• **Requirement**:
Report every line in the records below that holds the word "nick".

• **Input material**:
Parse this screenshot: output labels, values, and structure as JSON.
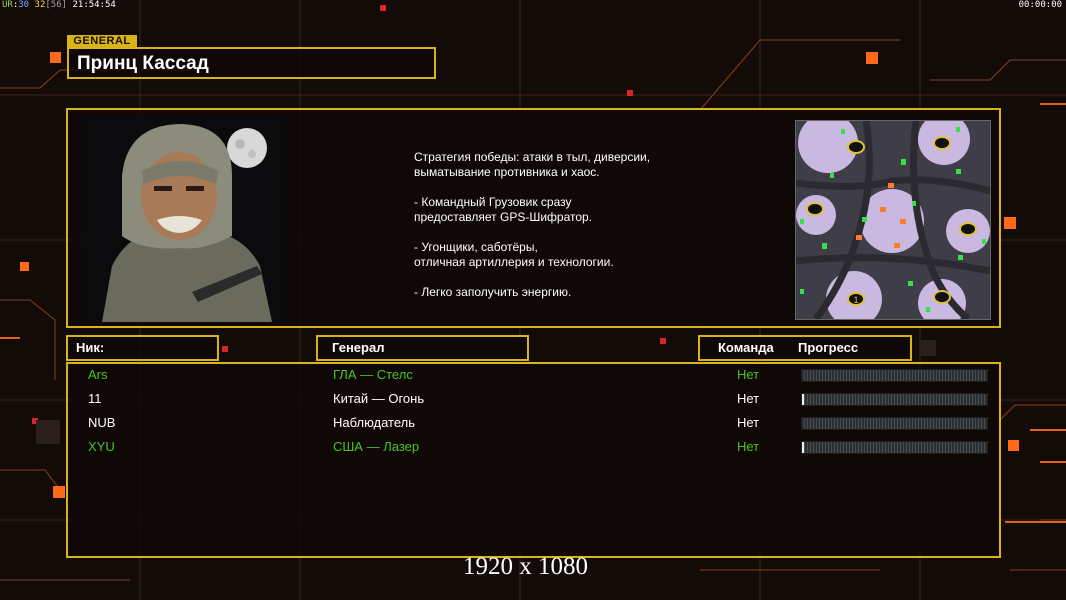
{
  "hud": {
    "fps_a": "UR",
    "fps_b": "30",
    "fps_c": "32",
    "fps_d": "[56]",
    "clock": "21:54:54",
    "timer": "00:00:00"
  },
  "general": {
    "tag": "GENERAL",
    "name": "Принц Кассад"
  },
  "description": "Стратегия победы: атаки в тыл, диверсии,\n выматывание противника и хаос.\n\n- Командный Грузовик сразу\nпредоставляет GPS-Шифратор.\n\n- Угонщики, саботёры,\nотличная артиллерия и технологии.\n\n- Легко заполучить энергию.",
  "minimap": {
    "marker": "1"
  },
  "headers": {
    "nick": "Ник:",
    "general": "Генерал",
    "team": "Команда",
    "progress": "Прогресс"
  },
  "players": [
    {
      "nick": "Ars",
      "general": "ГЛА — Стелс",
      "team": "Нет",
      "color": "green",
      "progress": 0.0
    },
    {
      "nick": "11",
      "general": "Китай — Огонь",
      "team": "Нет",
      "color": "white",
      "progress": 0.01
    },
    {
      "nick": "NUB",
      "general": "Наблюдатель",
      "team": "Нет",
      "color": "white",
      "progress": 0.0
    },
    {
      "nick": "XYU",
      "general": "США — Лазер",
      "team": "Нет",
      "color": "green",
      "progress": 0.01
    }
  ],
  "resolution": "1920 x 1080",
  "colors": {
    "frame": "#d9b418",
    "accent_orange": "#ff6a1a",
    "player_green": "#4bc422"
  }
}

• **Response to this task**:
    "nick": "Ник:",
      "nick": "Ars",
      "nick": "11",
      "nick": "NUB",
      "nick": "XYU",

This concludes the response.